The development

The regulations follow a risk-based approach depending on the level of risk in the use of AI in each particular context. The higher the risk, the stricter the rules. The categories include high-risk, limited risk and minimal risk, with the clear focus on high-risk systems. The latter are those where the AI creates a high risk to the health and safety or fundamental rights of natural persons. These include:

  • employment, worker management and access to self-employment (eg CV-sorting software for recruitment)
  • safety components of products (eg AI application in robot-assisted surgery)
  • law enforcement that may interfere with people’s fundamental rights (eg evaluation of the reliability of evidence), and
  • administration of justice and democratic processes (eg applying the law to a concrete set of facts).
    Developers of high-risk AI systems will have to adhere to specific obligations before they can be placed in the European market. These include:
  • adequate risk assessment and mitigation systems run throughout an AI system’s lifecycle
  • high quality datasets used in training of an AI system to minimise discrimination and risks
  • logging of the AI’s activity to ensure traceability of results throughout its lifecycle
  • designing and developing the system in a way which ensures transparency of its operation and use to the end-user, and 
  • appropriate human oversight of the AI system during the period of its operation.

Some high-risk systems will be outright banned, if they are deemed a clear threat to the safety, livelihoods and rights of people. Limited and minimal risk AI systems will have fewer, if any, obligations to comply with. A good example falling within the limited risk category are chatbots (being systems that interact with natural persons), where developers will have to only adhere to transparency obligations, informing users that they are interacting with a machine. Those deemed as minimal risk AI systems include AI-enabled video games or spam filters, which can be used freely and will not be regulated. 

Non-compliance with the regulations can result in hefty fines for developers. Non-compliance with provisions on prohibited AI practices or data and governance obligations can incur fines of up to €30m or 6% of a company’s total worldwide annual turnover, whichever is higher. An infringement of any other requirements (eg for activity logging, transparency or human oversight) can incur a fine of €10m or 2% of a company’s total worldwide annual turnover.

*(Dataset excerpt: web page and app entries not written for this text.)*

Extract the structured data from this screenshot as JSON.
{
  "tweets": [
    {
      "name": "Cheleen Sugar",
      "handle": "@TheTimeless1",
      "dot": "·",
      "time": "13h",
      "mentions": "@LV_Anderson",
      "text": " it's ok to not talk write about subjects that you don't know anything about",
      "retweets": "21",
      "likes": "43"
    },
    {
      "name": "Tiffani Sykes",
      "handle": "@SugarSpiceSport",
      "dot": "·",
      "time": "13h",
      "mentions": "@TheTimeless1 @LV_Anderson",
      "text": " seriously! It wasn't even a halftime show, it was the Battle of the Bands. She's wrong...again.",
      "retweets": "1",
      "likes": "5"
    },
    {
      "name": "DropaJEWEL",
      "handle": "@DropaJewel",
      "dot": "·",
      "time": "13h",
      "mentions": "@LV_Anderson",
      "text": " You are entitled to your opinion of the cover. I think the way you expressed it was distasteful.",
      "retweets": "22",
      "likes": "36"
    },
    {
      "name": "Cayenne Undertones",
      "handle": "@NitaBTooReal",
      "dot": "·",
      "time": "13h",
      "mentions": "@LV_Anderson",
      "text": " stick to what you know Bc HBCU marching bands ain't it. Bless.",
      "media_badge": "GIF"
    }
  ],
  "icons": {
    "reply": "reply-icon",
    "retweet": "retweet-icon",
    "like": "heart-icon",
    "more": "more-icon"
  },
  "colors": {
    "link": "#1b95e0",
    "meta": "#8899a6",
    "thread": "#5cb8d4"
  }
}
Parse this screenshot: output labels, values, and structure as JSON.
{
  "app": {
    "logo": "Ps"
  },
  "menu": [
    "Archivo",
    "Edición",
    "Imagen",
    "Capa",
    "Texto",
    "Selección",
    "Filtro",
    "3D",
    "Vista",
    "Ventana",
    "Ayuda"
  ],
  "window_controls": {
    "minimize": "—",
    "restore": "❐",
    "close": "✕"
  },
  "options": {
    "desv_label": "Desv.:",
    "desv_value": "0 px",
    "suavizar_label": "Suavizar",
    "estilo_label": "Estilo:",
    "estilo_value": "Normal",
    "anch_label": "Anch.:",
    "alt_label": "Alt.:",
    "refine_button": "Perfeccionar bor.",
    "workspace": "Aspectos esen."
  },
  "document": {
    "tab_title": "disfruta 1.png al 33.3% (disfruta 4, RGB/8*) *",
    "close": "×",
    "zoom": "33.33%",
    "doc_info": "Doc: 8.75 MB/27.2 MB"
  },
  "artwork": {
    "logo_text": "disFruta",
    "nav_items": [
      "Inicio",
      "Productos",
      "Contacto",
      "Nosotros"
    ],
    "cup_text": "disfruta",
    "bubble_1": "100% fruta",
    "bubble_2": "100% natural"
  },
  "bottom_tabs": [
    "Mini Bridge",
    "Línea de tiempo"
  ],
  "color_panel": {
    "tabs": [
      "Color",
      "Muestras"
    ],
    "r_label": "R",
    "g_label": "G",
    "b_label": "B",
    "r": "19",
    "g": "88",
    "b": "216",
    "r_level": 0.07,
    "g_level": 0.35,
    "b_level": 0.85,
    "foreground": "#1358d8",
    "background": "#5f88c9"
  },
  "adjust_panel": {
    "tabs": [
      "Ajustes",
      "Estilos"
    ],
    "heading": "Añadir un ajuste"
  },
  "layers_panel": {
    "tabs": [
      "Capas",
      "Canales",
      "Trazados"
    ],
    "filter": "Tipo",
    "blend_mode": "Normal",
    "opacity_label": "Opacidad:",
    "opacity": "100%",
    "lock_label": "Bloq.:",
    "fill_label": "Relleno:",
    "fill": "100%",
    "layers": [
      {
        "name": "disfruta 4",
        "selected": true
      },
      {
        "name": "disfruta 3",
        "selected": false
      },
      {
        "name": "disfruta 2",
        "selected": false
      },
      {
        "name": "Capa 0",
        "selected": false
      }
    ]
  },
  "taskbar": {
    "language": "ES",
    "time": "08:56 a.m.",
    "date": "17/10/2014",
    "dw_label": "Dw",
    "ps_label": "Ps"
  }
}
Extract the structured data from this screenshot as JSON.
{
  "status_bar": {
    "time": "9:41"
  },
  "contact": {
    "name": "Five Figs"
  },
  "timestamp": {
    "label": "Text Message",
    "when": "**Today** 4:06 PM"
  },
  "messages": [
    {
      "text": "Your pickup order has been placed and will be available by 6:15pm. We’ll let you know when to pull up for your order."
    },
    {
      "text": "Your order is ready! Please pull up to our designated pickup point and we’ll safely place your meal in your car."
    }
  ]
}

Why is this important?

The draft regulations show clear intent by the EU for the setting of strong, robust standards for the development of AI, as most clearly witnessed by the potentially massive fines of up to 6% of worldwide turnover. 

Any practical tips?

Any developers of AI, currently or in the future, must become familiar with the draft regulations as soon as possible, especially understanding which risk category their systems may fall into. If there’s a chance of being deemed the provider of a high-risk system, then taking steps to hardwire in the necessary protections could prove critical in avoiding huge regulatory fines down the line.